# To do
Tally the lines of these entries that include "selected"; respond with only that tally.

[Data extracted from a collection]

*** Begin section ***

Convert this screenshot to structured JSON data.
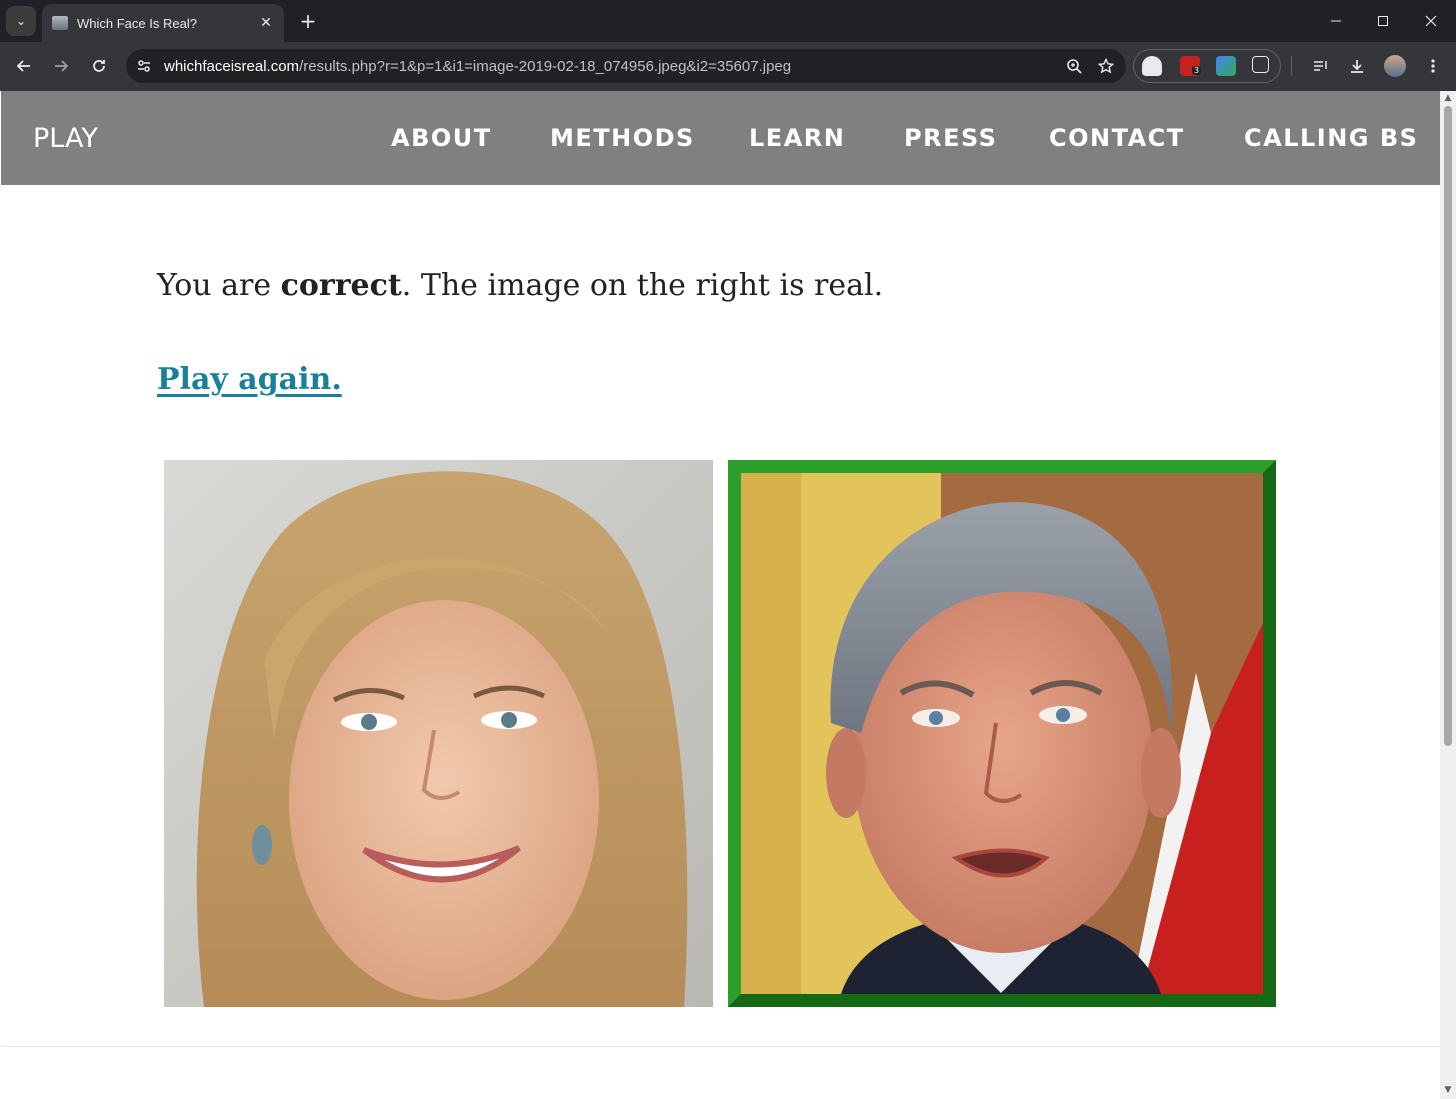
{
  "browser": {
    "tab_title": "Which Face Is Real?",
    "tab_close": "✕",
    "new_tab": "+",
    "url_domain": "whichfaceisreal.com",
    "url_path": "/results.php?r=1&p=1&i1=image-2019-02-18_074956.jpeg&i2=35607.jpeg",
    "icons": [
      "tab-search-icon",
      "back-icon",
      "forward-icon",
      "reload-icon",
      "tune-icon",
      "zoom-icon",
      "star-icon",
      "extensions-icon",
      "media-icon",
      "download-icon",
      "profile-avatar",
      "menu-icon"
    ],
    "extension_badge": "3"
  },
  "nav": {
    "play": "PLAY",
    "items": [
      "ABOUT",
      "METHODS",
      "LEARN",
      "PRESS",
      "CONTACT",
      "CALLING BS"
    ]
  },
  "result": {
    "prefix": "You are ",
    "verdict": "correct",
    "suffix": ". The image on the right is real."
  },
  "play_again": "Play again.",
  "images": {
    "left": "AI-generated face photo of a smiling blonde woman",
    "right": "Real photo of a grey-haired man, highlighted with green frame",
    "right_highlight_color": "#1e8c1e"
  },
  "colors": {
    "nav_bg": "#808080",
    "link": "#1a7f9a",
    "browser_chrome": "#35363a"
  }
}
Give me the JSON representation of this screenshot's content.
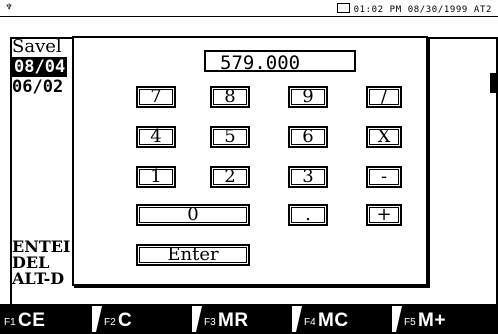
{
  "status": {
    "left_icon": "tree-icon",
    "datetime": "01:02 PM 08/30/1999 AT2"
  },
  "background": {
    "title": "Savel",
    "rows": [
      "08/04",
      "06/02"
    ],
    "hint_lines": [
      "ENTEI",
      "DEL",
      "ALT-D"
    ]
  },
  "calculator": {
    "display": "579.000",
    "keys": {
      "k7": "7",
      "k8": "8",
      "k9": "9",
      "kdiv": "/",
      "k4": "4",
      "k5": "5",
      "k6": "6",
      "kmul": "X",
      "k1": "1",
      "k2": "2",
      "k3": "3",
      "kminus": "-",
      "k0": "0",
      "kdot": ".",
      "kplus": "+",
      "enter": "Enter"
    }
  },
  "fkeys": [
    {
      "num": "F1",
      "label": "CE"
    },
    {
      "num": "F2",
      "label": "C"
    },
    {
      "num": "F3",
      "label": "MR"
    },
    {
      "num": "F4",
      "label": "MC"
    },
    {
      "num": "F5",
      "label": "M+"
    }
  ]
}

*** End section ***
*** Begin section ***

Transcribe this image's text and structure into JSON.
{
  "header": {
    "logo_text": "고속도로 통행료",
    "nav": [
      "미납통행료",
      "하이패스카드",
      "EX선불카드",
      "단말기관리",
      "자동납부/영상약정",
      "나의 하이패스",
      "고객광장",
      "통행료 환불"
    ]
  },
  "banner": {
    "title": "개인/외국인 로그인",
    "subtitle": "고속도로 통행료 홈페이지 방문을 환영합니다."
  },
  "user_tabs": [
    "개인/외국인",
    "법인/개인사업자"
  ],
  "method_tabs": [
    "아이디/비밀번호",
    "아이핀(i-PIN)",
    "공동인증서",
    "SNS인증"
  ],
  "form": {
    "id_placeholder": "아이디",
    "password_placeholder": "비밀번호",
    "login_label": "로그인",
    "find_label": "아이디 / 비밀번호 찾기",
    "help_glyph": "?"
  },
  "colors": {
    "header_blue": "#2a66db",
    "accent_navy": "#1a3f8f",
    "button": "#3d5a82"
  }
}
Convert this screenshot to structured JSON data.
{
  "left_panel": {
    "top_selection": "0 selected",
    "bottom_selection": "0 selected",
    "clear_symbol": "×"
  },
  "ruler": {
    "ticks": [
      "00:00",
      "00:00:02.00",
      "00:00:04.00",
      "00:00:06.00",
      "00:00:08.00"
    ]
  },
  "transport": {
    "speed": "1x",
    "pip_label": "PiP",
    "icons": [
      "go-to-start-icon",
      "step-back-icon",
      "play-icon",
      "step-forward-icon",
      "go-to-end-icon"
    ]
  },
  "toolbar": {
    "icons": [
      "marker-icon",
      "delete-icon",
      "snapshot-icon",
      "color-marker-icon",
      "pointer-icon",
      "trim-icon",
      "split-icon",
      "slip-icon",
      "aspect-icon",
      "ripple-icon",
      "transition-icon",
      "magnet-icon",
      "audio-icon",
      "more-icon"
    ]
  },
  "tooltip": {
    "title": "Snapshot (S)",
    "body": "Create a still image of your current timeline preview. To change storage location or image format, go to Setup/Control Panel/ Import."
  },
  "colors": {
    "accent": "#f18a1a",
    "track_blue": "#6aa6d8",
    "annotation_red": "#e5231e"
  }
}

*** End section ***

# Exercise solution
2